U.S. PRESIDENT BENJAMIN HARRISON WAS DUE IN ROCHESTER FOR SOME CAMPAIGNING THAT YEAR, AND ARRANGEMENTS WERE MADE FOR “FATHER ATCHINSON”TO MEET HIM AT THE POWERS HOTEL. THERE THE TWO MEN SHOOK HANDS WHICH CULMINATED A CENTURY OF PROGRESS. AUSTIN WAS 9 YEARS OLD WHEN GEORGE WASHINGTON DIED, AND HE WAS GREETING THE 23RD PRESIDENT OF THE UNITED STATES. ON HIS 102 BIRTHDAY HE CELEBRATED, ACCORDING TO THE CLIPPING, BY BUILDING AND PAINTING A FENCE IN FOR HIS BACK YARD. HE DIED A FEW MONTHS LATER LACKING ONE MONTH OF REACHING 103.
WHEN HIS EXECUTOR TALLIED UP HIS ANNUITY IT TURNED OUT THAT HE HAD RECEIVED ANOTHER $32,400 FROM THE COLLEGE OVER HIS LIFE. NOT A BAD PAYBACK FOR THE OLD GENTLEMAN BY 1892 STANDARDS. HE AND HIS WIFE LEFT NO LIVING CHILDREN. HIS ESTATE WAS DIVIDED AMONG NIECES, NEPHEWS, FRIENDS, THE METHODIST CHURCH, AND OF COURSE, HIS SURVIVING SECOND WIFE, CATHERINE.
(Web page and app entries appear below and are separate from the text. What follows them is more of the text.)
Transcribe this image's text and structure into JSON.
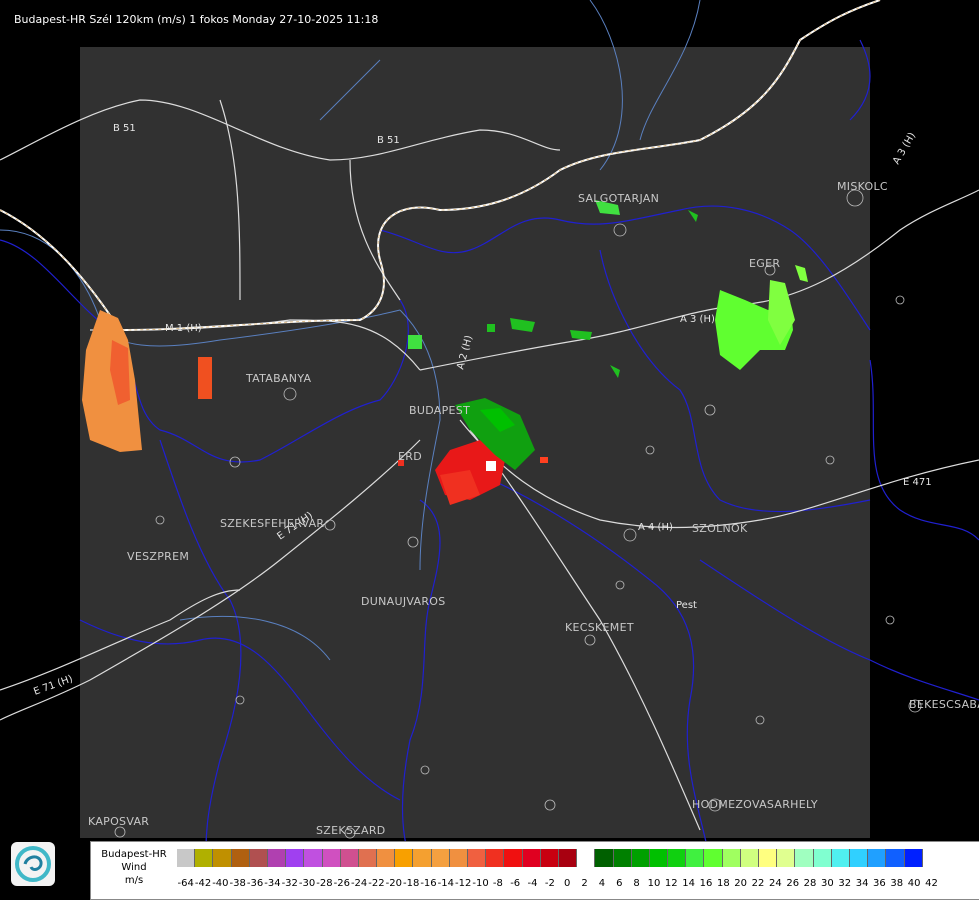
{
  "title": "Budapest-HR Szél 120km (m/s) 1 fokos Monday 27-10-2025 11:18",
  "places": [
    {
      "name": "SALGOTARJAN"
    },
    {
      "name": "MISKOLC"
    },
    {
      "name": "EGER"
    },
    {
      "name": "TATABANYA"
    },
    {
      "name": "BUDAPEST"
    },
    {
      "name": "ERD"
    },
    {
      "name": "SZEKESFEHERVAR"
    },
    {
      "name": "VESZPREM"
    },
    {
      "name": "DUNAUJVAROS"
    },
    {
      "name": "KECSKEMET"
    },
    {
      "name": "SZOLNOK"
    },
    {
      "name": "BEKESCSABA"
    },
    {
      "name": "HODMEZOVASARHELY"
    },
    {
      "name": "KAPOSVAR"
    },
    {
      "name": "SZEKSZARD"
    }
  ],
  "roads": [
    "B 51",
    "B 51",
    "M 1 (H)",
    "A 2 (H)",
    "A 3 (H)",
    "A 3 (H)",
    "A 4 (H)",
    "E 71 (H)",
    "E 71 (H)",
    "E 471",
    "Pest"
  ],
  "legend": {
    "line1": "Budapest-HR",
    "line2": "Wind",
    "line3": "m/s",
    "colors": [
      "#c8c8c8",
      "#b0b000",
      "#c09000",
      "#b06010",
      "#b05050",
      "#b040b0",
      "#a040f0",
      "#c050e0",
      "#d050c0",
      "#d05090",
      "#e07050",
      "#f09040",
      "#f8a000",
      "#f4a030",
      "#f4a040",
      "#f09040",
      "#f06040",
      "#f03020",
      "#f01010",
      "#e00020",
      "#c80010",
      "#a80010",
      "#ffffff",
      "#006000",
      "#008000",
      "#00a000",
      "#00c000",
      "#10d010",
      "#40f040",
      "#60ff30",
      "#a0ff60",
      "#d0ff80",
      "#ffff80",
      "#e0ff90",
      "#a0ffc0",
      "#80ffd0",
      "#50f0f0",
      "#30d0ff",
      "#20a0ff",
      "#1060ff",
      "#0020ff"
    ],
    "ticks": [
      "-64",
      "-42",
      "-40",
      "-38",
      "-36",
      "-34",
      "-32",
      "-30",
      "-28",
      "-26",
      "-24",
      "-22",
      "-20",
      "-18",
      "-16",
      "-14",
      "-12",
      "-10",
      "-8",
      "-6",
      "-4",
      "-2",
      "0",
      "2",
      "4",
      "6",
      "8",
      "10",
      "12",
      "14",
      "16",
      "18",
      "20",
      "22",
      "24",
      "26",
      "28",
      "30",
      "32",
      "34",
      "36",
      "38",
      "40",
      "42"
    ]
  }
}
TODAY THERE ARE NO KNOWN DESCENDANTS OF THIS FIRST PIONEER PARMA FAMILY IN THE AREA. SEVERAL YEARS AGO THE HISTORIAN’S OFFICE HAD CORRESPONDENCE WITH A LADY FROM CALIFORNIA WHO HAD CLAIMED TO BE A DESCENDANT OF THE PARMA ATCHINSONS, BUT HER CORRESPONDENCE ENDED SUDDENLY. SHOULD ANY READER HAVE ADDITIONAL INFORMATION ON THIS FIRST PARMA FAMILY THEY WOULD BE WILLING TO SHARE IT WOULD BE GREATLY APPRECIATED BY THE VILLAGE OF HILTON HISTORIAN’S OFFICE.
DAVID H. CRUMB
59 HENRY STREET
HILTON, N.Y. 14468